The following is an extract from Eric Wilson’s new book, Predictive Analytics For Business Forecasting & Planning, written by Eric Wilson CPF. It is your guidebook to the predictive analytics revolution. Get your copy.
Most of what is discussed around predictive analytics is in terms of a new way to forecast where you are not just looking at your internal sales history, but also you are bringing in more data, different drivers, and other external variables to improve your forecast.
We have focused on using predictive analytics to help in discovering “Why do things happen?” and the benefits of translating this into “What could happen if…?” With advances in technology, we now have advanced models and methods that can better enable predictive analytics.
The Demand Planner or predictive analytics professional blends forecasting and business intelligence. They merge techniques and methods including machine learning to support the business’s needs. A common misconception is that machine learning, business forecasting, advanced business intelligence, and all things predictive analytics are synonymous.
The diversity of opinion reflects the fluidity of how we understand the defining language of the field. Business forecasting is the process to extract information and provide insights. Machine learning is a subset or application of AI and is more of an approach than a process. Business intelligence is the different types of analytics and outputs.
Where they overlap is the intersection of process, approach, and insights of predictive analytics.
Business Intelligence or BI focuses on infrastructure and output. The use of the term business
intelligence can be traced to the mid- to late-1860s, but it would be a century later before consultant. Howard Dresner was credited with coining the term. His definition was, “Business Intelligence: An umbrella term that covers architectures, databases, analytical tools, applications, and methodologies used for applying data analysis techniques to support business decision-making.” Despite this definition, historically, when people thought of business intelligence, most considered it as a fancy way of talking about data reporting. It has always been much bigger than just a dashboard and, through the years, people have begun to better understand the breadth and uses of BI to inform data-driven business decisions.
Fig b | Infographic depicting intersection of AI, BI, and business forecasting
Predictive analytics in BI has become a natural and needed progression of decision-making capabilities and insights. Where most of BI focused on visualization of data and descriptive type analytics, with predictive analytics we are asking more what could happen or even what we can make happen as an organization. Predictive analytics helps in presenting actionable information to help executives, managers, and other corporate end-users to make informed business decisions. Overall, predictive analytics can help discover why things happen and use this knowledge to reveal what could happen in future.

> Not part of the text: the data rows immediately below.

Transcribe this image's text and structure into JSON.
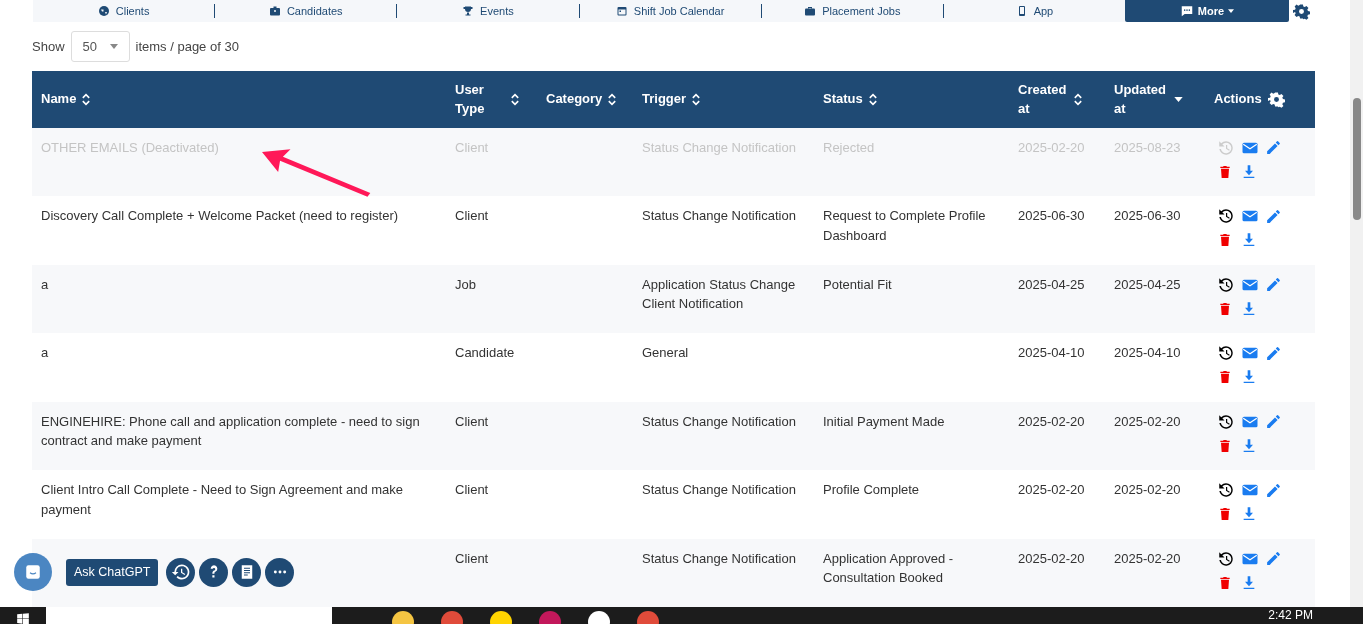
{
  "nav": {
    "items": [
      {
        "label": "Clients",
        "kind": "link"
      },
      {
        "label": "Candidates",
        "kind": "link"
      },
      {
        "label": "Events",
        "kind": "link"
      },
      {
        "label": "Shift Job Calendar",
        "kind": "link"
      },
      {
        "label": "Placement Jobs",
        "kind": "link"
      },
      {
        "label": "App",
        "kind": "link"
      },
      {
        "label": "More",
        "kind": "menu"
      }
    ]
  },
  "pager": {
    "show_label": "Show",
    "per_page": "50",
    "suffix": "items / page of 30"
  },
  "table": {
    "columns": [
      {
        "label": "Name",
        "sortable": true,
        "sorted_desc": false
      },
      {
        "label": "User Type",
        "sortable": true,
        "sorted_desc": false
      },
      {
        "label": "Category",
        "sortable": true,
        "sorted_desc": false
      },
      {
        "label": "Trigger",
        "sortable": true,
        "sorted_desc": false
      },
      {
        "label": "Status",
        "sortable": true,
        "sorted_desc": false
      },
      {
        "label": "Created at",
        "sortable": true,
        "sorted_desc": false
      },
      {
        "label": "Updated at",
        "sortable": true,
        "sorted_desc": true
      },
      {
        "label": "Actions",
        "sortable": false
      }
    ],
    "rows": [
      {
        "name": "OTHER EMAILS (Deactivated)",
        "user_type": "Client",
        "trigger": "Status Change Notification",
        "status": "Rejected",
        "created": "2025-02-20",
        "updated": "2025-08-23",
        "deactivated": true
      },
      {
        "name": "Discovery Call Complete + Welcome Packet (need to register)",
        "user_type": "Client",
        "trigger": "Status Change Notification",
        "status": "Request to Complete Profile Dashboard",
        "created": "2025-06-30",
        "updated": "2025-06-30",
        "deactivated": false
      },
      {
        "name": "a",
        "user_type": "Job",
        "trigger": "Application Status Change Client Notification",
        "status": "Potential Fit",
        "created": "2025-04-25",
        "updated": "2025-04-25",
        "deactivated": false
      },
      {
        "name": "a",
        "user_type": "Candidate",
        "trigger": "General",
        "created": "2025-04-10",
        "updated": "2025-04-10",
        "deactivated": false
      },
      {
        "name": "ENGINEHIRE: Phone call and application complete - need to sign contract and make payment",
        "user_type": "Client",
        "trigger": "Status Change Notification",
        "status": "Initial Payment Made",
        "created": "2025-02-20",
        "updated": "2025-02-20",
        "deactivated": false
      },
      {
        "name": "Client Intro Call Complete - Need to Sign Agreement and make payment",
        "user_type": "Client",
        "trigger": "Status Change Notification",
        "status": "Profile Complete",
        "created": "2025-02-20",
        "updated": "2025-02-20",
        "deactivated": false
      },
      {
        "user_type": "Client",
        "trigger": "Status Change Notification",
        "status": "Application Approved - Consultation Booked",
        "created": "2025-02-20",
        "updated": "2025-02-20",
        "deactivated": false
      }
    ]
  },
  "widgets": {
    "chat_label": "Ask ChatGPT"
  },
  "taskbar": {
    "time": "2:42 PM"
  }
}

Business Forecasting: The process of using analytics, data, insights, and experience to make predictions and answer questions for various business needs. It is a process of breaking something down into its constituent elements to understand the whole and make predictions. Where BI is about the tools and representation, business forecasting is the analysis and procedures.

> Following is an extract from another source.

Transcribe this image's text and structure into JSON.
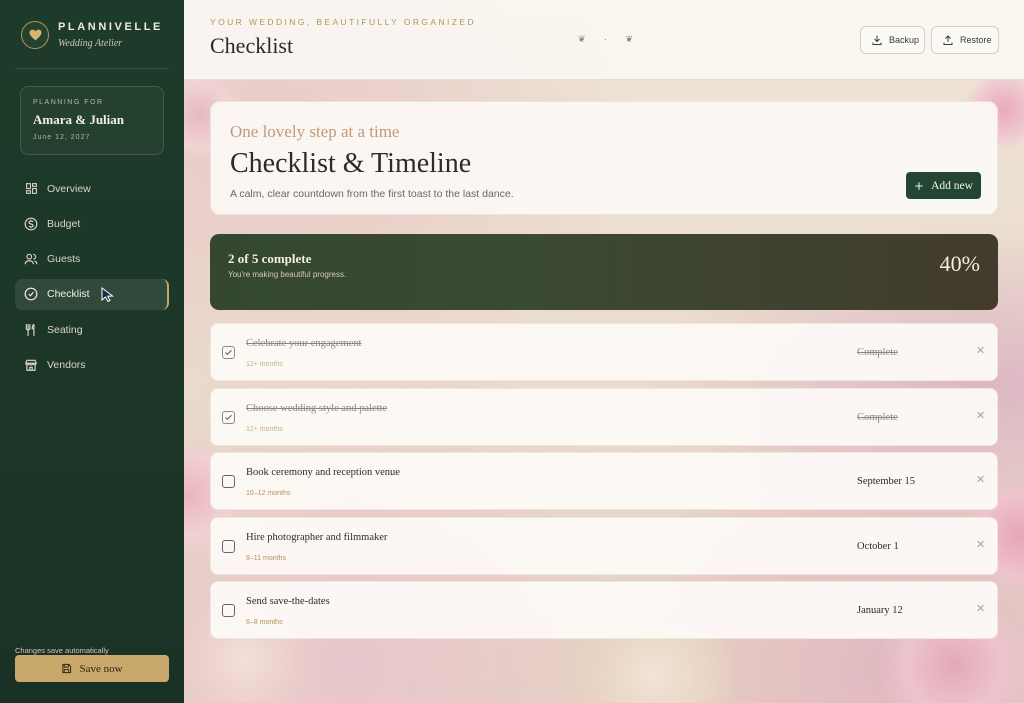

Predictive analytics in business forecasting has become a more advanced process that encompasses more and different types of data, more forward-looking causal type models, and more advanced algorithms and technology. It uses several tools, data mining methodologies, forecasting methods, analytical models (including machine learning approaches), and descriptive and predictive variables to analyze historical and current data, assess risk and opportunities, and make predictions.
Instead of just historical sales, we are trying to better understand the factors or the likely purchase behavior of the buyer. Predictive analytics is a new way to forecast where you are not just looking at your internal sales history, but you are bringing in more data, different drivers, and other external variables to improve your forecast.
Machine Learning involves different approaches and methodologies. It is a subset of AI and is a
collection of different techniques, methods, modeling, and programming that allow systems to learn automatically.10 Machine Learning: An algorithm or technique that enables systems to be “trained” and to learn patterns from inputs and subsequently recalibrate from experience without being explicitly programmed. Unlike other approaches, these techniques and algorithms strive to learn as they are presented with new data and can forecast and mine data independently.
For predictive analytics, machine learning has opened new opportunities and provides more
advanced methods for it to use. Predictive analytics in machine learning is a category of approaches to achieve better forecasts, improved intelligence, automation of processes, and a path to AI. Some new advanced models and methods can be incorporated to further enable predictive analytics.
At the intersection of advanced business forecasting, mature business intelligence, and some machine learning techniques, is predictive analytics. Predictive Analytics: A process and strategy that uses a variety of advanced statistical algorithms to detect patterns and conditions that may occur in the future for insights into what will happen.
Predictive analytics used to be out of reach for most organizations. However, recent advances
in professional skills, increased data, and new technologies, including machine learning and AI
techniques, have made it much more accessible. Predictive analytics utilizes many advanced business and planning processes to provide more information with less latency and improved efficiency. This is not just about advanced analytics outputs and business intelligence; it also offers more mature organizations a view of what and why things occur. Finally, while predictive analytics may use some machine learning techniques, it is only a portion of the planner’s toolbox, along with other statistical and data mining techniques.
This article is an extract from the book Predictive Analytics For Business Forecasting & Planning, written by Eric Wilson CPF. It is your guidebook to the predictive analytics revolution. Get your copy.